As long as you continue to base your arguments on an incorrect understanding of basic electrical circuit fundamentals, the conclusions you arrive at will of course be incorrect. I hope that the following explanation will help you arrive at a better understanding:
Within a speaker that is properly designed for bi-wiring, there are two completely separate circuits attached to the two sets of terminals, an HF circuit (consisting of speakers and electrical components) and an LF circuit (consisting of different speakers and electrical components).
In the case of the LF circuit, the HF current cannot flow because it is blocked by electrical components that have a high reactance to HF (inductors). You seem to think that the HF current can somehow flow through the wires going to the LF terminals even though the circuit has high reactance to HF internally and blocks this flow.
This would imply that the HF current can flow as far as the speaker even though there is nowhere for it to go when it gets there. This is a fundamental misunderstanding of an electrical circuit and the difference between current and voltage. The wires are in series with the internal LF circuit, and if the HF current cannot flow within the LF circuit of the speaker (and it cannot), then it cannot and will not flow in that pair of connecting wires either.The fact that all frequencies are AVAILABLE as VOLTAGE at the power source (the amplifier) terminals does not imply that all frequencies will flow in the form of actual CURRENT in every wire connected to them. There must be an available path for those frequencies to flow at the other end of the wires or CURRENT will not flow in the wires at those frequencies.
The inverse of all of the above obviously is true of the HF circuit.

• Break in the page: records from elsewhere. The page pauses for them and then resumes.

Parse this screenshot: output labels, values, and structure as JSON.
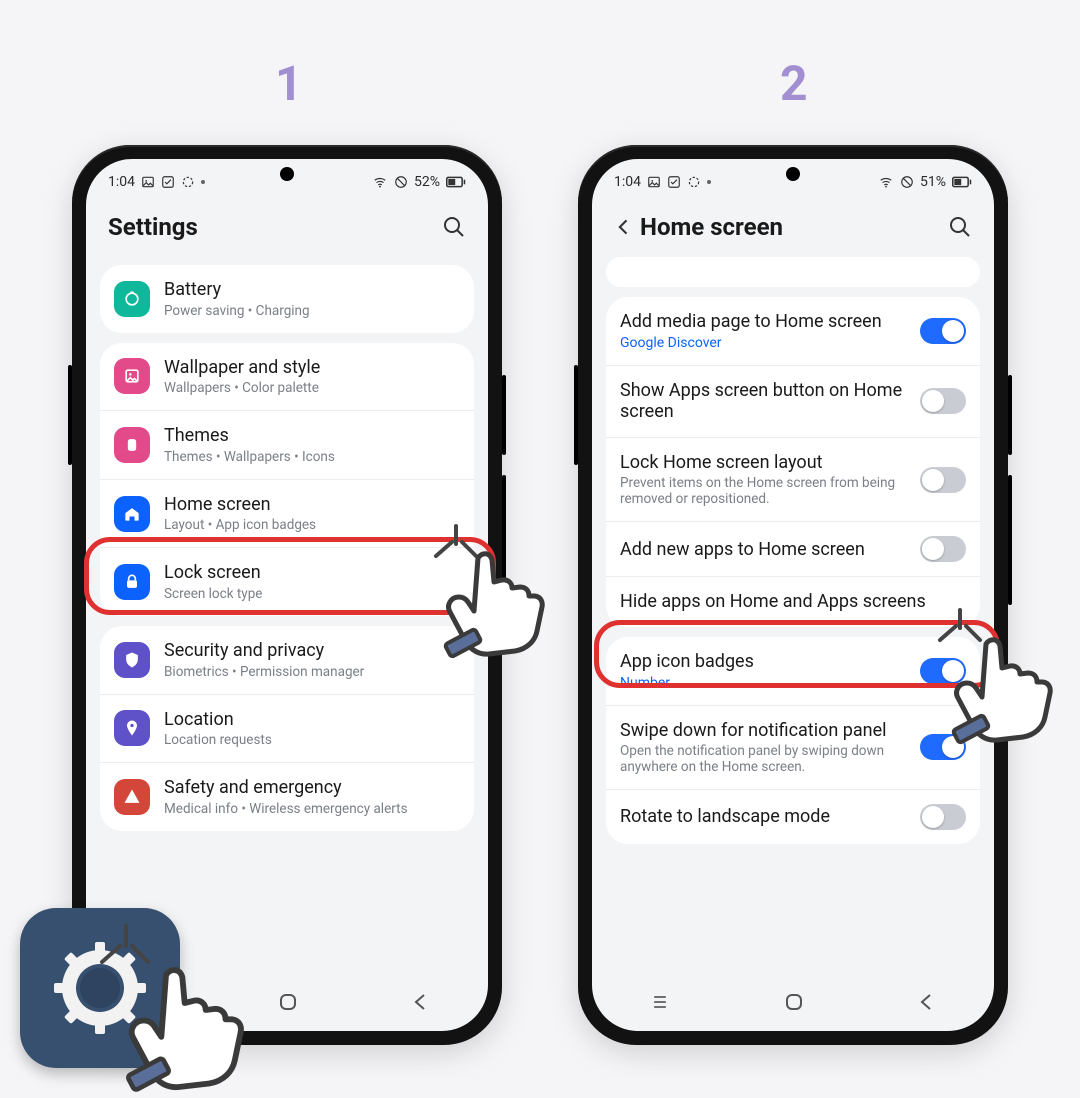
{
  "steps": {
    "one": "1",
    "two": "2"
  },
  "status": {
    "time": "1:04",
    "batt1": "52%",
    "batt2": "51%"
  },
  "phone1": {
    "title": "Settings",
    "items": {
      "battery": {
        "t": "Battery",
        "s": "Power saving  •  Charging"
      },
      "wallpaper": {
        "t": "Wallpaper and style",
        "s": "Wallpapers  •  Color palette"
      },
      "themes": {
        "t": "Themes",
        "s": "Themes  •  Wallpapers  •  Icons"
      },
      "home": {
        "t": "Home screen",
        "s": "Layout  •  App icon badges"
      },
      "lock": {
        "t": "Lock screen",
        "s": "Screen lock type"
      },
      "security": {
        "t": "Security and privacy",
        "s": "Biometrics  •  Permission manager"
      },
      "location": {
        "t": "Location",
        "s": "Location requests"
      },
      "safety": {
        "t": "Safety and emergency",
        "s": "Medical info  •  Wireless emergency alerts"
      }
    }
  },
  "phone2": {
    "title": "Home screen",
    "items": {
      "media": {
        "t": "Add media page to Home screen",
        "l": "Google Discover"
      },
      "appsbtn": {
        "t": "Show Apps screen button on Home screen"
      },
      "locklayout": {
        "t": "Lock Home screen layout",
        "s": "Prevent items on the Home screen from being removed or repositioned."
      },
      "addnew": {
        "t": "Add new apps to Home screen"
      },
      "hide": {
        "t": "Hide apps on Home and Apps screens"
      },
      "badges": {
        "t": "App icon badges",
        "l": "Number"
      },
      "swipe": {
        "t": "Swipe down for notification panel",
        "s": "Open the notification panel by swiping down anywhere on the Home screen."
      },
      "rotate": {
        "t": "Rotate to landscape mode"
      }
    }
  }
}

My credentials have nothing to do with anything. The fact that you apparently have an incorrect understanding of basic electrical principles is causing you to misunderstand the entire concept of bi-wiring, which is completely accepted and well-understood in the audio industry (not that everyone agrees that it has sonic merit).
Speaker designers and manufacturers go to the added expense and trouble of separating the speaker internally into two separate circuits precisely so that the LF current and HF current can be provided separately by two separate pairs of wires, each of which then carries a lower current as well as separate groups of frequencies.
It is rather illogical to suggest, as you do, that they would do this if it were not possible to accomplish the desired result. They actually DO understand the electrical theory correctly, and it IS indeed technically correct that bi-wiring does what it is supposed to do.
Whether this makes an audible difference is disputed by highly qualified people who all have good credentials, and yet there are still two groups that disagree. There is no shortage of respected experts in both camps, yet someone has to be wrong. I don't think this issue will be resolved anytime soon.